▶ [Assignment] Among the records that follow, find each line holding the word "data" and copy it.

========================================

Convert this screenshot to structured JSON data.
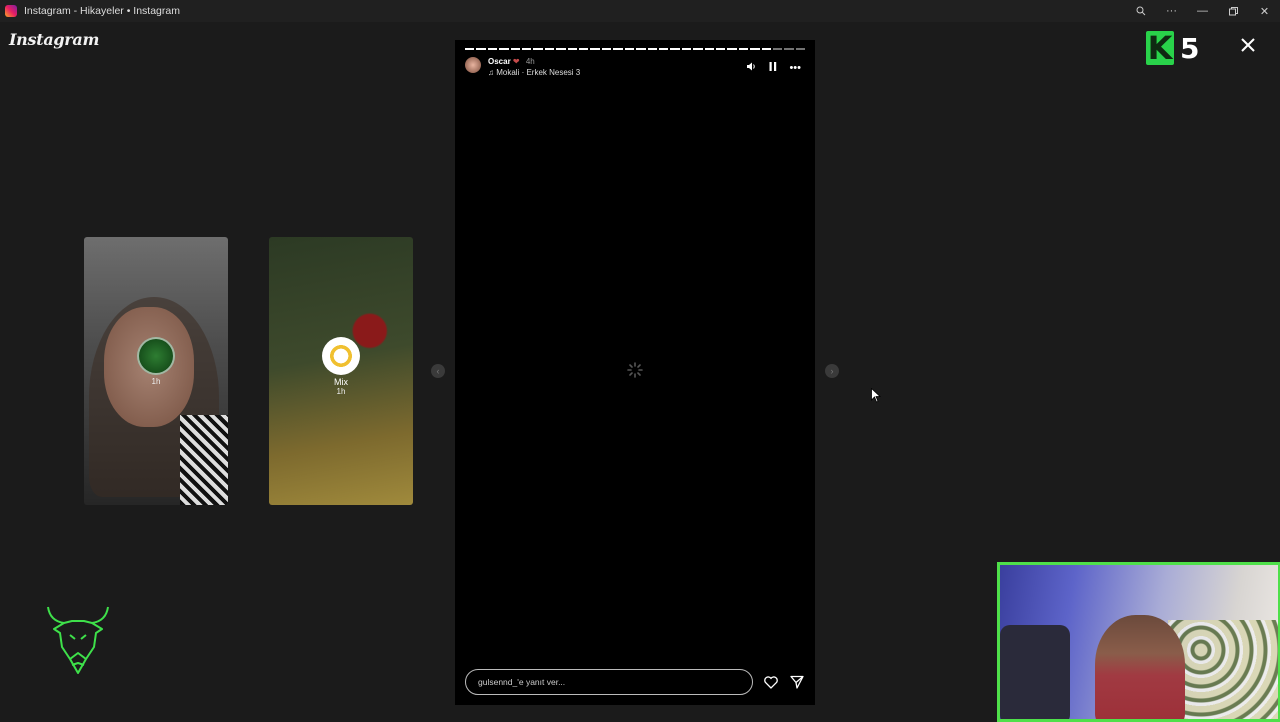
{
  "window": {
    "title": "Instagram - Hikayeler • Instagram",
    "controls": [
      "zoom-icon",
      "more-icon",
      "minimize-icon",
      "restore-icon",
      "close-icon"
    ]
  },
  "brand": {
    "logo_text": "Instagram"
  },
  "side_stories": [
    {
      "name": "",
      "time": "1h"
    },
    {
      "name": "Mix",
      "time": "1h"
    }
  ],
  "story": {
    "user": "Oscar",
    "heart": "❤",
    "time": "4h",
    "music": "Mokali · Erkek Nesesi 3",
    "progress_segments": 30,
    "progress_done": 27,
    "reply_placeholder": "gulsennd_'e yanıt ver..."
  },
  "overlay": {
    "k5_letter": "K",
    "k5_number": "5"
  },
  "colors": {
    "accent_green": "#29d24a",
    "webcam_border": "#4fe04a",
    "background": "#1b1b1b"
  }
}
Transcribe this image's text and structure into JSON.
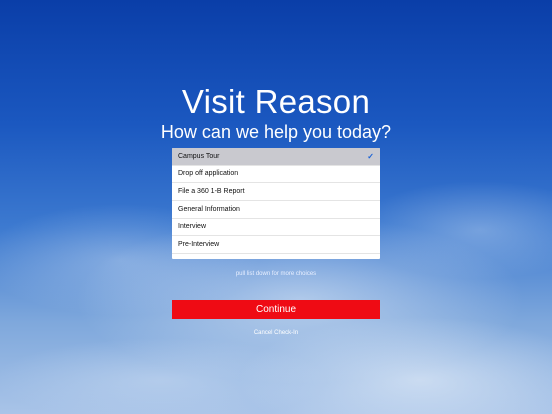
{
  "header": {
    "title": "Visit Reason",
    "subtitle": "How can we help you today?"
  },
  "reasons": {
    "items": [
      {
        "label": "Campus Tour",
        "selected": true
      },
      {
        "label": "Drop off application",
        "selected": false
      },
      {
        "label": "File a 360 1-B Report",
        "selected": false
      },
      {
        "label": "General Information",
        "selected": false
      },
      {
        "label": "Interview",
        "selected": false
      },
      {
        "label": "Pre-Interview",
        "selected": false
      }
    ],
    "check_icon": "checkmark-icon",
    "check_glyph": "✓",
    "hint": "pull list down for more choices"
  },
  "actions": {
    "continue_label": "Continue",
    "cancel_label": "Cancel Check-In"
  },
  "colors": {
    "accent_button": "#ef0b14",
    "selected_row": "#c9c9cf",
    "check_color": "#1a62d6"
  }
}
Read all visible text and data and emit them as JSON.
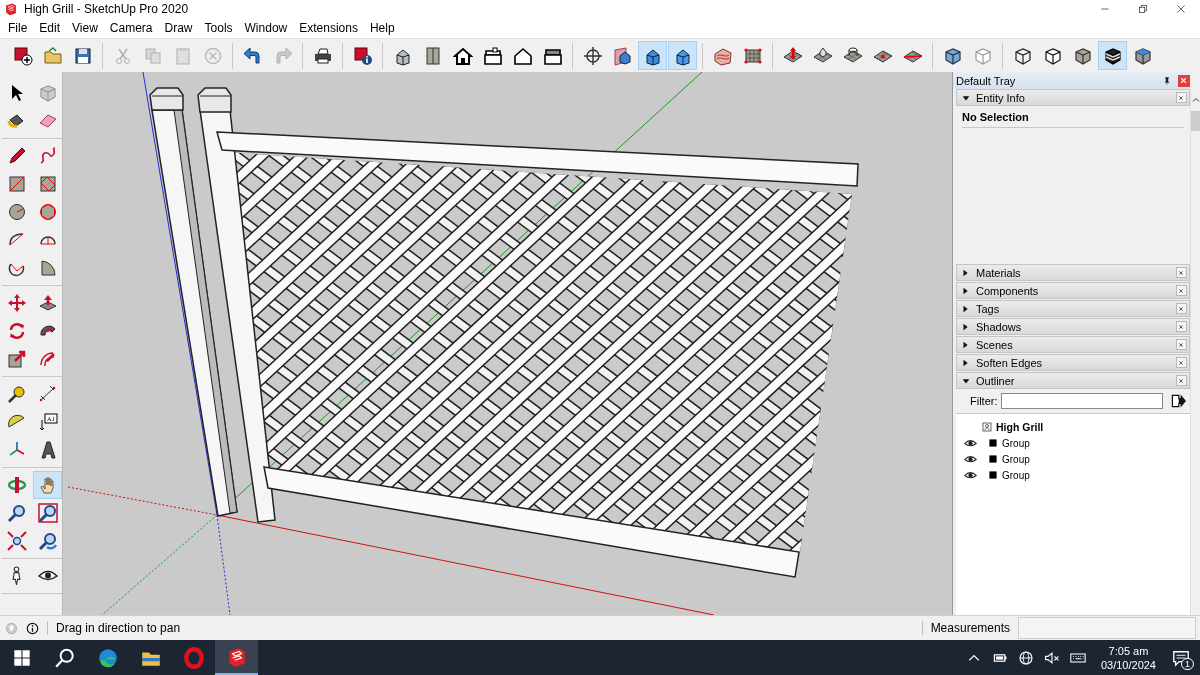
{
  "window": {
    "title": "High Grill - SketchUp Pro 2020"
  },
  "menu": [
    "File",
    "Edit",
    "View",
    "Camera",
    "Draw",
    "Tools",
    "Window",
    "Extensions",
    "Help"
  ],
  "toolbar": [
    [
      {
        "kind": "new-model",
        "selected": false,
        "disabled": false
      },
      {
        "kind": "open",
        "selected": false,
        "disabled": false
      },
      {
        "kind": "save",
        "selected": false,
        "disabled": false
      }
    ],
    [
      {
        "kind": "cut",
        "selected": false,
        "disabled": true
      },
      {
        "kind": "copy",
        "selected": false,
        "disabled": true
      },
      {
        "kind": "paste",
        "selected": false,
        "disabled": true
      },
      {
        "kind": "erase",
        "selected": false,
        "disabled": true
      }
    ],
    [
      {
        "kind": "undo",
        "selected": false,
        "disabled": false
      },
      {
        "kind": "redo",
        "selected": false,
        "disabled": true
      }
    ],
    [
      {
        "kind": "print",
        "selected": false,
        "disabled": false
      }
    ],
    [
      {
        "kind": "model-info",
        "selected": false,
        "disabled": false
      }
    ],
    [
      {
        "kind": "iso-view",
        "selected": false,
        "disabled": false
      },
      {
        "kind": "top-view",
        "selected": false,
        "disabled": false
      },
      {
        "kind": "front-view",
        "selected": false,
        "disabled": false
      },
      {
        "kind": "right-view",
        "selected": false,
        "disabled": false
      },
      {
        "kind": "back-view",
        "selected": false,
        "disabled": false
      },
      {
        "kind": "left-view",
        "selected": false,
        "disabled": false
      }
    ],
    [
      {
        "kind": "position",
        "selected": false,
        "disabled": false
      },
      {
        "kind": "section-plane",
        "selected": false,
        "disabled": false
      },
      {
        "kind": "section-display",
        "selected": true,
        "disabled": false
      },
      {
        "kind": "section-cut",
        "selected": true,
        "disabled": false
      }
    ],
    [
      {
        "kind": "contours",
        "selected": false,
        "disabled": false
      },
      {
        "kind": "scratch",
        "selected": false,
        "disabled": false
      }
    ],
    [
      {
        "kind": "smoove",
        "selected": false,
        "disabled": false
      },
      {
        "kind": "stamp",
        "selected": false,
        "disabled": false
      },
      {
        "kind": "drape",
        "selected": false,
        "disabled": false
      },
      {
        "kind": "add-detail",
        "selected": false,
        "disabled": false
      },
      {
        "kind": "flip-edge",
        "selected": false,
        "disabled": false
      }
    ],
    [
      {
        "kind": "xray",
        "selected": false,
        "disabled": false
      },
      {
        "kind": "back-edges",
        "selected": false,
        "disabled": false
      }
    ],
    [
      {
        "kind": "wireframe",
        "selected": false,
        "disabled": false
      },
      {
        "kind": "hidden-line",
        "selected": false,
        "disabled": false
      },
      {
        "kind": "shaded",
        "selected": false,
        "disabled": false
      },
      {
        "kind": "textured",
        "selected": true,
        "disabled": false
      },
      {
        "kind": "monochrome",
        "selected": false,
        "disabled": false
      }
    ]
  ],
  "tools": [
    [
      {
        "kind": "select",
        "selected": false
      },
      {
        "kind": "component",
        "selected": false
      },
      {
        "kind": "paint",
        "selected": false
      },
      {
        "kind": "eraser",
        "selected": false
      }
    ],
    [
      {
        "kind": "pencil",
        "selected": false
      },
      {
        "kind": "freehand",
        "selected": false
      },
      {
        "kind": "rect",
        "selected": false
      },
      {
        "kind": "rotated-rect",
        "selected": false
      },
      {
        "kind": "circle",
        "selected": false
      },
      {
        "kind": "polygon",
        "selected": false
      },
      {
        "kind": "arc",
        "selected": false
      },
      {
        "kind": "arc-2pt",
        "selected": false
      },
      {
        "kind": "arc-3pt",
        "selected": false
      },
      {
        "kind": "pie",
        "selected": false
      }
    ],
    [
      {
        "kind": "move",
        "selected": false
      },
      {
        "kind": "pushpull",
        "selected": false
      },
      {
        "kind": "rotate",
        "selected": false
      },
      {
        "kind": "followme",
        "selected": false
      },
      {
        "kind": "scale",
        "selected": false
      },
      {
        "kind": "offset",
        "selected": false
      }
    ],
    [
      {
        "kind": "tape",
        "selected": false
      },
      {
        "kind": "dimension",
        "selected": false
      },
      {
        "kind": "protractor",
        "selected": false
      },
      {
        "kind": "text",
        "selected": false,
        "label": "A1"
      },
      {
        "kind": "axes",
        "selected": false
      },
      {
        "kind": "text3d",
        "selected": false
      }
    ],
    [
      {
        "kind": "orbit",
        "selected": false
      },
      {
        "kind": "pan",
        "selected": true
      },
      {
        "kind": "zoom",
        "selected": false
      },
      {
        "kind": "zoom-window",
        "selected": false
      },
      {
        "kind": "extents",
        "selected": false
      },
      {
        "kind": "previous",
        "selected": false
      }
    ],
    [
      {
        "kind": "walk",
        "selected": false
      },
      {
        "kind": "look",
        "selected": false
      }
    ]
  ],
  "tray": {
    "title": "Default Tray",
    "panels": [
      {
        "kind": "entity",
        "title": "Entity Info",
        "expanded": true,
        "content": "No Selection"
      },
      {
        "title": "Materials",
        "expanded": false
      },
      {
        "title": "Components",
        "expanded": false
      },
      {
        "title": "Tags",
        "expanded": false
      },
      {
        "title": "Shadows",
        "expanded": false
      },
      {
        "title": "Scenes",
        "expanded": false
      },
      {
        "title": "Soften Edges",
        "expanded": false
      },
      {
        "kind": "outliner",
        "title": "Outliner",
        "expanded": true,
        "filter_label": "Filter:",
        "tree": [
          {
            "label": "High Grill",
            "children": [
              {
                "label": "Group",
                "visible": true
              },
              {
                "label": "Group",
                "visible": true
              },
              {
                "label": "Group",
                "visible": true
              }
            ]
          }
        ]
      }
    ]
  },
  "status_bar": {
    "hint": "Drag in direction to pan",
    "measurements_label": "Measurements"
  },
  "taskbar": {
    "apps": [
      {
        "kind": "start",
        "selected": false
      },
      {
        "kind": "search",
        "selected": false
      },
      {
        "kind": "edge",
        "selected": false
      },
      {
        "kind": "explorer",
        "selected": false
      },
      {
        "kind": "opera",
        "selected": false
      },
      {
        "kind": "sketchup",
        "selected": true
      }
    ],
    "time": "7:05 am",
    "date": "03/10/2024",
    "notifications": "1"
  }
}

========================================

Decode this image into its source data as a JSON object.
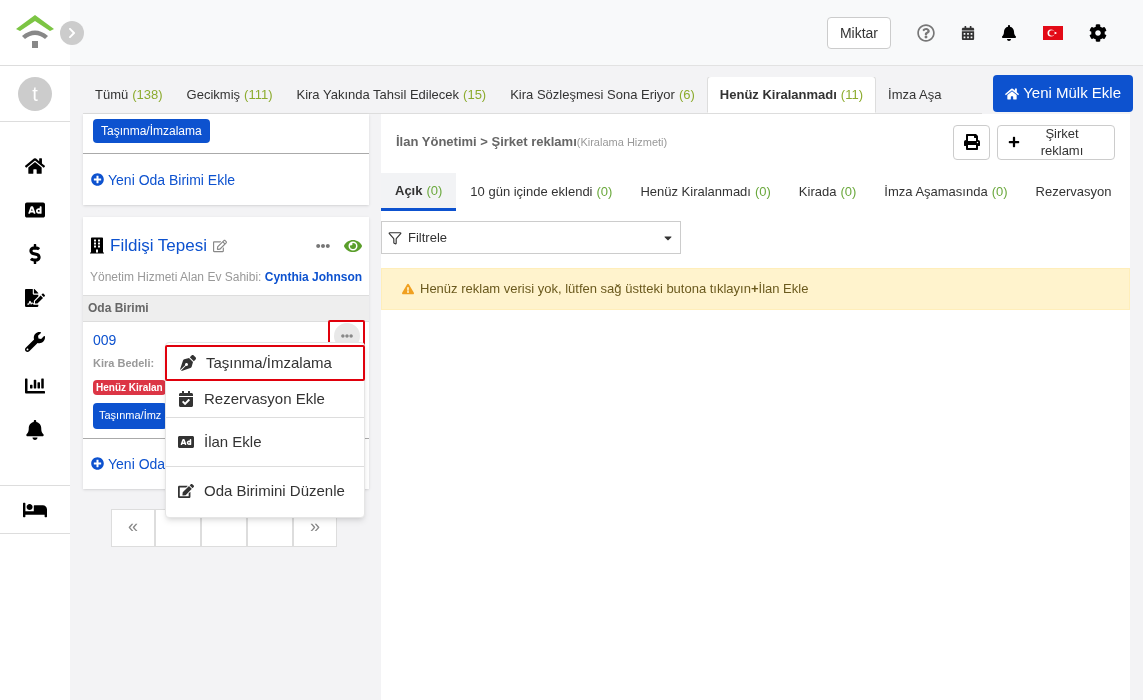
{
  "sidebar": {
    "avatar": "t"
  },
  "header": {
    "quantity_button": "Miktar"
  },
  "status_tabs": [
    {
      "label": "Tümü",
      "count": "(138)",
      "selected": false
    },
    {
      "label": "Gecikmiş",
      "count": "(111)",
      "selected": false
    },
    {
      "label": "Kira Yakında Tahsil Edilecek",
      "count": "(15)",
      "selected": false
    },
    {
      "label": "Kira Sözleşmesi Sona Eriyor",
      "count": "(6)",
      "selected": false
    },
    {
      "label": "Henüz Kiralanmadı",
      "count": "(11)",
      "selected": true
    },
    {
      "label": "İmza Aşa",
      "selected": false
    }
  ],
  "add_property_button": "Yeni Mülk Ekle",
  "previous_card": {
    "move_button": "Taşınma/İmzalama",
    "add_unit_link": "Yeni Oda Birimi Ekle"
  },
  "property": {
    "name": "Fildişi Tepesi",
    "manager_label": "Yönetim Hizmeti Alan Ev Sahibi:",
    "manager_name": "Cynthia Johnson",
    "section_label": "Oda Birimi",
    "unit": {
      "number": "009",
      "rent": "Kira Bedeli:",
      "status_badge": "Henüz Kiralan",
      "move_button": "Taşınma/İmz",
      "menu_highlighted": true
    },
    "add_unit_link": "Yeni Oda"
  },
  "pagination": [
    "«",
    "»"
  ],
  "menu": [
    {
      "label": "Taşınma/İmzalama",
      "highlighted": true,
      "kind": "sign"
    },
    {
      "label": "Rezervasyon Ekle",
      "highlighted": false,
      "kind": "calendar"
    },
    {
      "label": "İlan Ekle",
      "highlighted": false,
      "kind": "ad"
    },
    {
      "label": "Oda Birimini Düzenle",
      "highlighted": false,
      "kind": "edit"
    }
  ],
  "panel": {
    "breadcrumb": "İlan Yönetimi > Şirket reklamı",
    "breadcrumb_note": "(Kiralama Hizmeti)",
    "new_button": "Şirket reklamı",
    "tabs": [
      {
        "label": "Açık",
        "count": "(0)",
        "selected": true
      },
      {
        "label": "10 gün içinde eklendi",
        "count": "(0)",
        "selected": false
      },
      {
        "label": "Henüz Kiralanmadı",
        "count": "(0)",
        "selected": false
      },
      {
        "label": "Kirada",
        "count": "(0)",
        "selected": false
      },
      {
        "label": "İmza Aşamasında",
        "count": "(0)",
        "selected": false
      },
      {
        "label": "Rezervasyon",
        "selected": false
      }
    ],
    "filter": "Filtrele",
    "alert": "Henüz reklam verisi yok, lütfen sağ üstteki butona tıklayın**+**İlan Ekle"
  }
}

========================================

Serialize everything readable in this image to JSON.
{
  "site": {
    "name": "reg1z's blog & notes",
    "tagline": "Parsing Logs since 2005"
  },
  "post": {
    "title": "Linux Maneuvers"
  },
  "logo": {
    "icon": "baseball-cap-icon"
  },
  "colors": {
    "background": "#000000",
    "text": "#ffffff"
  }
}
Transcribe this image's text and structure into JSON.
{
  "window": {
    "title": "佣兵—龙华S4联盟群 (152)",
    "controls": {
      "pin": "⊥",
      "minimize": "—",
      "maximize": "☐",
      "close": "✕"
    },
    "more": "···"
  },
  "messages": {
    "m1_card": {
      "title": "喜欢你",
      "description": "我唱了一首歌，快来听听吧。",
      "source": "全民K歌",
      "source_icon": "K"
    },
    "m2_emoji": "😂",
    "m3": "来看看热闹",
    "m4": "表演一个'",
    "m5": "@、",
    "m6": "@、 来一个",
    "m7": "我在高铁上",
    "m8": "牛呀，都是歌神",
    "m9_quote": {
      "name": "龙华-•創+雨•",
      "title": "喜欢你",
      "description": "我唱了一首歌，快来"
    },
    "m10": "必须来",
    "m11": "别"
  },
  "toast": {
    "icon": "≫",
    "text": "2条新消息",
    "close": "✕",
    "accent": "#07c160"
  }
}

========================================

▶ [Exercise solution]
Convert this screenshot to structured JSON data.
Read all visible text and data and emit them as JSON.
Decode this image into its source data as a JSON object.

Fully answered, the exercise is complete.